    In most cases, CAHA is a primary disorder that typically becomes apparent at 50 to 60 years of age. Symptoms and findings associated with the disorder may include fatigue; low levels of circulating red blood cells (anemia); persistent yellowing of the skin, mucous membranes, and whites of the eyes (jaundice); and/or sweating and coldness of the fingers and/or toes (digits) and uneven bluish or reddish discoloration of the skin of the digits, ankles, and wrists (acrocyanosis or Raynaud?s sign).

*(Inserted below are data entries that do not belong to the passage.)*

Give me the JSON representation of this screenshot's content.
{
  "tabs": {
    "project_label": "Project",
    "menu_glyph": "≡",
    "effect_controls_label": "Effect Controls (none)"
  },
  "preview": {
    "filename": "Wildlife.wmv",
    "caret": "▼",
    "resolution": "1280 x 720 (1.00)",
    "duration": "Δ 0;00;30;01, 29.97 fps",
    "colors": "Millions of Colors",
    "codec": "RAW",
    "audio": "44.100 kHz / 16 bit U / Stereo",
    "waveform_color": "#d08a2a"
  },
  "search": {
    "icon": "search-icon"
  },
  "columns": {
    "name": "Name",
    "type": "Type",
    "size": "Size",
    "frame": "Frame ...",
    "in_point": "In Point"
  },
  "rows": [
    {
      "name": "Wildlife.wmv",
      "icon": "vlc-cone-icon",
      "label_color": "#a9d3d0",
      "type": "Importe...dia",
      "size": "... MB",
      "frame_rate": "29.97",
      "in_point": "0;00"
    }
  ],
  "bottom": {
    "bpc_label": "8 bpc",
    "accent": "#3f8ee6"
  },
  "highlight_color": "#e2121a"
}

    Cold antibody hemolytic anemia may also occur as a secondary disorder in association with a number of different underlying disorders such as certain infectious diseases (e.g., mycoplasma infection, mumps, cytomegalovirus, infectious mononucleosis), immunoproliferative diseases (e.g., non-Hodgkin?s lymphoma, chronic lymphocytic leukemia), or connective tissue disorders (e.g., systemic lupus erythematosus). Although CAHA is known to be an autoimmune disorder, its exact underlying cause is not fully understood.

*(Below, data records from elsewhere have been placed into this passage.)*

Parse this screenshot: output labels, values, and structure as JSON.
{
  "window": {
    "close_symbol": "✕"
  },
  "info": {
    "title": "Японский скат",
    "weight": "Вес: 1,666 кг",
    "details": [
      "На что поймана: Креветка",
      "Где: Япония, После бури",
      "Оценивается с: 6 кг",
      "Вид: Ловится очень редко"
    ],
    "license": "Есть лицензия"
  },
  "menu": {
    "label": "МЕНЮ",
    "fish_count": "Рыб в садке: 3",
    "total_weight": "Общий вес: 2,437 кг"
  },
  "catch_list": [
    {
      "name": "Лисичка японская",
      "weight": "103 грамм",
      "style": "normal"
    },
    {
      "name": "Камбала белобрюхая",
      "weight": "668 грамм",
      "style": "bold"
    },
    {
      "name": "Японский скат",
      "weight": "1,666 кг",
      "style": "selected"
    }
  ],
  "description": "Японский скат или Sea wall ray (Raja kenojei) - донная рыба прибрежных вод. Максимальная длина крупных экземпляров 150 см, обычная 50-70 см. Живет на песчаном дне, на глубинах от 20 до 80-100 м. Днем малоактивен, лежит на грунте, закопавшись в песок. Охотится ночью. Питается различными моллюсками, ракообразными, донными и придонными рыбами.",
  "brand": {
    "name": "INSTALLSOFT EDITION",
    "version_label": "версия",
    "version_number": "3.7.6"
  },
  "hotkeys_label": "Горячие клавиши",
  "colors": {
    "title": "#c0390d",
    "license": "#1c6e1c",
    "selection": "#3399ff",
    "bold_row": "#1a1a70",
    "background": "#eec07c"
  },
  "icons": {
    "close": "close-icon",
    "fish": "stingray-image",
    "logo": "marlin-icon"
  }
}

    Organizations related to Anemia, Hemolytic, Cold Antibody
    • American Autoimmune Related Diseases Association, Inc.
      22100 Gratiot Avenue
      Eastpointe MI 48021
      Phone #: 586-776-3900
      800 #: 800-598-4668
      e-mail: aarda@aarda.org
      Home page: http://www.aarda.org/
    • AutoImmunity Community
      None
      None None None
      Phone #: (91-9) -552-9057
      800 #: N/A
      e-mail: bandrews@autoimmunitycommunity.org
      Home page: http://autoimmunitycommunity.org
    • Cold Agglutinin Disease E-Support
      c/o Betty Usdan
      Hollywood FL 33021
      Phone #: 954-961-2703
      800 #: N/A
      e-mail: N/A
      Home page: http://www.coldagglutinindisease.org
    • March of Dimes Birth Defects Foundation
      1275 Mamaroneck Avenue
      White Plains NY 10605
      Phone #: 914-428-7100
      800 #: 888-663-4637
      e-mail: Askus@marchofdimes.com
      Home page: http://www.marchofdimes.com
    • NIH/National Heart, Lung and Blood Institute Information Center
      P.O. Box 30105
      Bethesda MD 20824-0105
      Phone #: 301-592-8573
      800 #: --
      e-mail: nhlbiinfo@rover.nhlbi.nih.gov
      Home page: N/A



    For a Complete Report

    This is an abstract of a report from the National Organization for Rare Disorders, Inc. ? (NORD). A copy of the complete report can be obtained for a small fee by visiting the NORD website. The complete report contains additional information including symptoms, causes, affected population, related disorders, standard and investigational treatments (if available), and references from medical literature. For a full-text version of this topic, see http://www.rarediseases.org/search/rdblist.html